Previous Loan Details

The community bank, Vamos en Victoria, is comprised of eight members, all single mothers, with 10 children under their care. It was formed in Sauce, which is located in the northern part of the country. These women grouped together to take advantage of the benefits of the loan and invest in their... More from Vamos En Victoria Group's previous loan »

Additional Information

Fundación Leon 2000

This loan is administered by Fundación Leon 2000. Fundación Leon 2000 began operations in 1993 as the first microfinance institution to serve the western part of Nicaragua, a country which continues to be one of the poorest in the western hemisphere. Fundación Leon 2000 works to further the development of micro, small, and medium enterprises through credit services and management, applying the best credit industry practices and technical expertise. Additionally, Fundación Leon manages several business and financial education programs in the community, specifically for young entrepreneurs and at-risk youth. Fundación Leon 2000’s group of experienced and dedicated employees works in 7 offices in Leon, Chinandega, Chichigalpa, Somotillo, Jinotepe, El Sauce, and Nagarote and serves several thousand clients (the majority of whom are women).

Concurrent and Successive Loans

Our Field Partners often work with borrowers over a series of loans as the borrowers build credit, take out bigger loans, and expand their businesses. In order to make it easier for our Field Partners to post loans for borrowers who have been listed on Kiva before, we allow them to post successive and concurrent loans for their Kiva borrowers. This means that our Field Partners are able to post a borrower's second, third, etc., loan on Kiva without having to re-enter all of the borrower's information.

This borrower has been listed on Kiva before, so you'll see an updated loan description, as well as excerpts of the original descriptions from earlier loans. Most borrowers take out loans consecutively, meaning that they receive a second loan after having repaid the first. However, sometimes our Field Partners give out concurrent loans, allowing borrowers to take out one primary loan and a secondary "add-on" loan along with it. These "add-on" loans are typically smaller than the borrower's primary loan and serve a different purpose. Because Field Partners can now post loans as successive and concurrent loans, you will be able to track borrower progress over time and see the various ways a borrower is working with our Field Partners through funds from Kiva’s lenders.

This is a Group Loan

In a group loan, each member of the group receives an individual loan but is part of a larger group of individuals. The group is there to provide support to the members and to provide a system of peer pressure, but groups may or may not be formally bound by a group guarantee. In cases where there is a group guarantee, members of the group are responsible for paying back the loans of their fellow group members in the case of delinquency or default.
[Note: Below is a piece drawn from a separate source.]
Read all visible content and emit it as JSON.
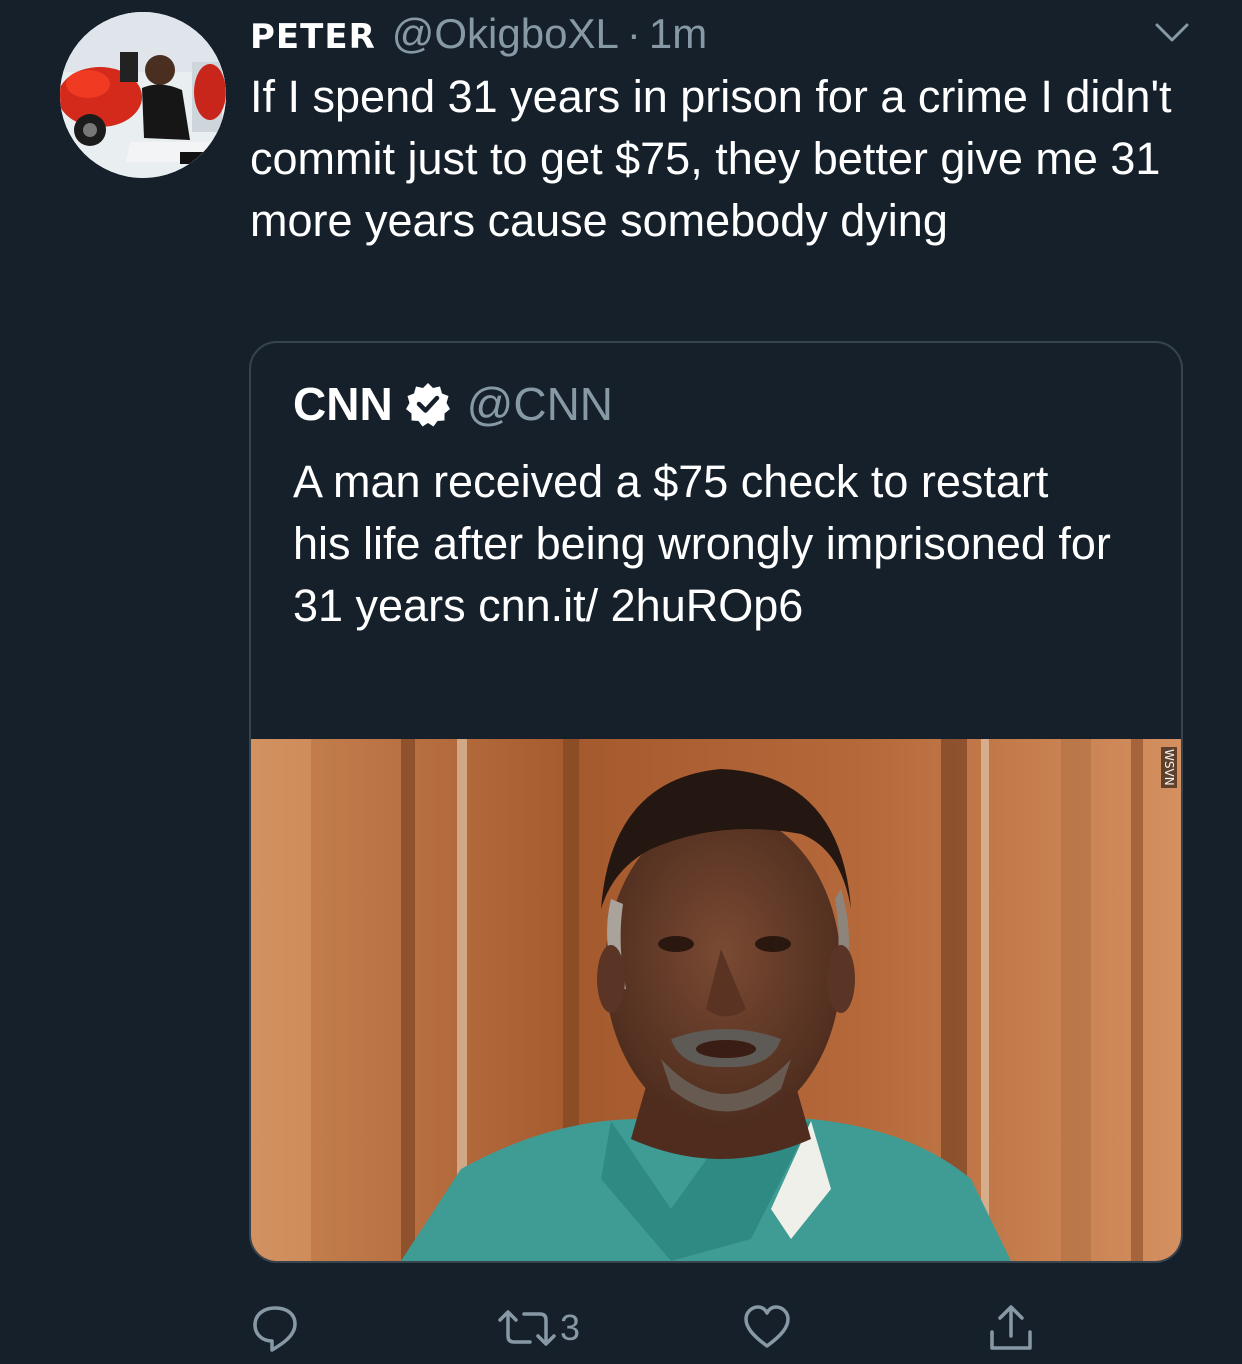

Kiva's Field Partners typically feature one borrower from a group. The loan description, sector, and other attributes for a group loan profile are determined by the featured borrower's loan. The other members of the group are not required to use their loans for the same purpose.

About Nicaragua

  • $4,800
    Average annual income
  • 67
    View loans »
    Nicaragua Loans Fundraising
  • $25,083,125
    Funds lent in using Kiva
  • 24.9
    Nicaragua Cordobas (NIO) = $1 USD

Success!! The loan was 100% repaid

A portion of Vamos En Victoria Group's $950 loan helped a member buy food products such as coffee, rice, beans, oil, sugar, bread, milk, and eggs.
100% repaid
Repayment Term
8 months (Additional Information)
Repayment Schedule
May 15, 2013
Jun 19, 2013
Currency Exchange Loss:
Dec 17, 2013